Supplied records:
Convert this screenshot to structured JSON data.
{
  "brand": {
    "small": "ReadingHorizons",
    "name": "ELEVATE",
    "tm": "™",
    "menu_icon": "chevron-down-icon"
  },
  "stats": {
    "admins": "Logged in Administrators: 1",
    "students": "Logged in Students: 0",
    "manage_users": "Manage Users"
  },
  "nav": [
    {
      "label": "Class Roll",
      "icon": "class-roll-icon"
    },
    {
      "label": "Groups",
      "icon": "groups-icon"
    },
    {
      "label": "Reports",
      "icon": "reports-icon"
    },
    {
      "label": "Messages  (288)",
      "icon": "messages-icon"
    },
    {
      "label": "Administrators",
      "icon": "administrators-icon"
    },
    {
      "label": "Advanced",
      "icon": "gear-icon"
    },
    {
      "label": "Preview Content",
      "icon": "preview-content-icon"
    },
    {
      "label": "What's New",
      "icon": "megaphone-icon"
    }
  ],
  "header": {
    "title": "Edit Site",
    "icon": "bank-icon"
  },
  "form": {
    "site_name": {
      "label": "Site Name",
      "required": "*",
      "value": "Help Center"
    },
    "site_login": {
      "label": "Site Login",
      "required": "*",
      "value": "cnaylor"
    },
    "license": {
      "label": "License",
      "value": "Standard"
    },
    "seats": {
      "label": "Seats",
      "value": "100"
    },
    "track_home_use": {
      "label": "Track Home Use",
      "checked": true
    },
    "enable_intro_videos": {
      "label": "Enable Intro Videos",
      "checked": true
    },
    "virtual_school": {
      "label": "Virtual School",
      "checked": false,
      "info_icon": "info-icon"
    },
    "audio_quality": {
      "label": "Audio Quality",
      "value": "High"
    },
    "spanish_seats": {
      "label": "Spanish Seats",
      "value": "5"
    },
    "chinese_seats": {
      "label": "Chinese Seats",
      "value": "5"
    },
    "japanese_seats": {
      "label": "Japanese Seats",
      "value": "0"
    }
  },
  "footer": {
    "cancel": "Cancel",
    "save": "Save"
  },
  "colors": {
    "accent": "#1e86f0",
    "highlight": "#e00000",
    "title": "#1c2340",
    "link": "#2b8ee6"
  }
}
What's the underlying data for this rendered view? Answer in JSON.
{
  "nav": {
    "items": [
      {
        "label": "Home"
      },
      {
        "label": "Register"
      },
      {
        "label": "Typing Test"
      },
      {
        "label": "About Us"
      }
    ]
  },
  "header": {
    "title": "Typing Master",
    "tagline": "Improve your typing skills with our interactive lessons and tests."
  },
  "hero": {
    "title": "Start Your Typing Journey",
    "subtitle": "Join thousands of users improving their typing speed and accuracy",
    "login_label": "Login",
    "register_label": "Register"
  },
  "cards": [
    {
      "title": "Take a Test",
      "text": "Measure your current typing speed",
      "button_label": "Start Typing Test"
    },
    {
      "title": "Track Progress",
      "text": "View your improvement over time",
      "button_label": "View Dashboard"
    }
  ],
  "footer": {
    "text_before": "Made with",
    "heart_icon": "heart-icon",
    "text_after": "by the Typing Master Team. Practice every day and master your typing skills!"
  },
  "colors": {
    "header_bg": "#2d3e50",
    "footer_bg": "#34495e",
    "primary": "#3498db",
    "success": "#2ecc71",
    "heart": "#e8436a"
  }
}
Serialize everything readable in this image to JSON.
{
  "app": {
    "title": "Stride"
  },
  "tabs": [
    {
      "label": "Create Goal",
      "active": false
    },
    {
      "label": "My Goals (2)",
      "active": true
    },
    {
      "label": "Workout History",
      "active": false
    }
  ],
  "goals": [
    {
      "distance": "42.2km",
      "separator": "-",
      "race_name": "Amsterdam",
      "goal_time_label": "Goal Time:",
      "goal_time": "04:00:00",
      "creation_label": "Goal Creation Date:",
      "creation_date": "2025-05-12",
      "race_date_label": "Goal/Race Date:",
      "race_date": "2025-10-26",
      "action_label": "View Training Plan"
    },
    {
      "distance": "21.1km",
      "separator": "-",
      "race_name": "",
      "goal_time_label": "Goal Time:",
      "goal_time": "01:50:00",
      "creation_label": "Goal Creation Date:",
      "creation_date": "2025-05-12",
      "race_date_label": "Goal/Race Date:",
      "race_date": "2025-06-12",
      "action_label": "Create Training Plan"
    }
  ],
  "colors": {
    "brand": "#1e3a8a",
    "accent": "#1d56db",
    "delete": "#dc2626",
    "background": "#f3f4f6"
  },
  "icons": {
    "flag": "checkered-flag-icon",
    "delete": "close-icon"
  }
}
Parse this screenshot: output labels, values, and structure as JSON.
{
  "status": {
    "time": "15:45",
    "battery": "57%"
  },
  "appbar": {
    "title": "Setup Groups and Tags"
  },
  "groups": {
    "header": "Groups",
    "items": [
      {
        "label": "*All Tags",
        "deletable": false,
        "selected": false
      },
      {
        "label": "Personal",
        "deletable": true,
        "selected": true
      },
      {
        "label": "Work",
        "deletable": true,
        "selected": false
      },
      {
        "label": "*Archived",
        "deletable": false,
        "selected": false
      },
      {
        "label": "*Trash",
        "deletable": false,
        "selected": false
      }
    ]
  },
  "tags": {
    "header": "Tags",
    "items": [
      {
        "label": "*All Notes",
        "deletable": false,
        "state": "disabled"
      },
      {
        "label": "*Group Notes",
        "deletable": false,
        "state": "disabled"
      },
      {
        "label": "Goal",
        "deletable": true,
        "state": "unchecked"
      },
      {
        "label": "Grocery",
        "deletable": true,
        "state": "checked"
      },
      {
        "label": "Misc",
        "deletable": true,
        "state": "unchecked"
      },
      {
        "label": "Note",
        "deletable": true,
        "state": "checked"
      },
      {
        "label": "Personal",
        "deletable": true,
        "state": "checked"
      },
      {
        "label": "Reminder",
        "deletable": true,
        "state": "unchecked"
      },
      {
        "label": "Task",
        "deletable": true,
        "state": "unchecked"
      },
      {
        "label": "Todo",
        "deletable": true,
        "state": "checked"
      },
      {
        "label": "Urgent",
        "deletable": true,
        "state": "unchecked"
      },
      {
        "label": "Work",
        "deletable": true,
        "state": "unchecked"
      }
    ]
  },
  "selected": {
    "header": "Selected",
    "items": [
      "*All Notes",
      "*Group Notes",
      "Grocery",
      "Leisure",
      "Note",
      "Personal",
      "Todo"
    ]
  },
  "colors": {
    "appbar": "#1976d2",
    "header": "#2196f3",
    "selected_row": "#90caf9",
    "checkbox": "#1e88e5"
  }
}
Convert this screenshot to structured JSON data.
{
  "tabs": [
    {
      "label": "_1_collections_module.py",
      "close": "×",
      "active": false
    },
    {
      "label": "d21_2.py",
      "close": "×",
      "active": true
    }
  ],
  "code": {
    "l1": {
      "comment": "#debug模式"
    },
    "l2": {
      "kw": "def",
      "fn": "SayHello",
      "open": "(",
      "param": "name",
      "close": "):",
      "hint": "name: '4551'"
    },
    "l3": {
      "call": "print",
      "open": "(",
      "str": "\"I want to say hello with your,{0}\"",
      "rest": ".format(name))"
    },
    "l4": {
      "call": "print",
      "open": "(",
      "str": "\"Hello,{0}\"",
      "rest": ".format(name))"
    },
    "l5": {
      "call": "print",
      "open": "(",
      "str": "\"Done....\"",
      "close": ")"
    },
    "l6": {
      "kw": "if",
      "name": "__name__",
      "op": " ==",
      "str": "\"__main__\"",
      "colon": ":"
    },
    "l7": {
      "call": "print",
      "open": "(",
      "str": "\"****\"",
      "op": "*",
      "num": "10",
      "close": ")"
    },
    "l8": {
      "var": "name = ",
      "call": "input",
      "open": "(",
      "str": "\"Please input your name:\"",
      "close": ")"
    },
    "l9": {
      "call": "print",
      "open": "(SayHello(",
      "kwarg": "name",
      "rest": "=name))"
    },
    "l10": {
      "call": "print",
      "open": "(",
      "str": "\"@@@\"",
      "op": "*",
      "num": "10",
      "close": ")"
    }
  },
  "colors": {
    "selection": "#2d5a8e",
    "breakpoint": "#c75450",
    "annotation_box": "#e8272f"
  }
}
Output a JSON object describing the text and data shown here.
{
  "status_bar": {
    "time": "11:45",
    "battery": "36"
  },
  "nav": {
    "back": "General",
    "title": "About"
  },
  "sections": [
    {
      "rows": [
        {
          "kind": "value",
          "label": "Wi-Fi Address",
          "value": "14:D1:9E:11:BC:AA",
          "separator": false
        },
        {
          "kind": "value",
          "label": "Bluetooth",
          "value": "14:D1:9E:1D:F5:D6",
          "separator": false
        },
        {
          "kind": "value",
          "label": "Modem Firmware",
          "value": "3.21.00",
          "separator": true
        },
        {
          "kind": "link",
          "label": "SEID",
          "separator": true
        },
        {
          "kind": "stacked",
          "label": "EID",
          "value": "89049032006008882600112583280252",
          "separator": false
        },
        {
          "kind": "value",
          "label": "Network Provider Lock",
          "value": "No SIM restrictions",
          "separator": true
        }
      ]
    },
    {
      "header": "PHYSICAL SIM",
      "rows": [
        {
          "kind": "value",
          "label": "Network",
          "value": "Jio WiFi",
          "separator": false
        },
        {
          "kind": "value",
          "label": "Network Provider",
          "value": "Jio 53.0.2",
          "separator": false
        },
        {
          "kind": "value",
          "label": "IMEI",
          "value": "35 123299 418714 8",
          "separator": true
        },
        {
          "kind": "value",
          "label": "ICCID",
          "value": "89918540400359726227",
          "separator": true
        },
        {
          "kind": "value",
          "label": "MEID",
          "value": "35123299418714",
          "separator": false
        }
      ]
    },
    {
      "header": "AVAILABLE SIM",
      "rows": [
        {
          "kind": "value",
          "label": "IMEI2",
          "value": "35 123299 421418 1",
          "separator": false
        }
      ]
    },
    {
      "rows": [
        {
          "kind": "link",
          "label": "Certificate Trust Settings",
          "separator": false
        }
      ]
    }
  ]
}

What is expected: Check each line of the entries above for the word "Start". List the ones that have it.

Result of this task:
    "title": "Start Your Typing Journey",
      "button_label": "Start Typing Test"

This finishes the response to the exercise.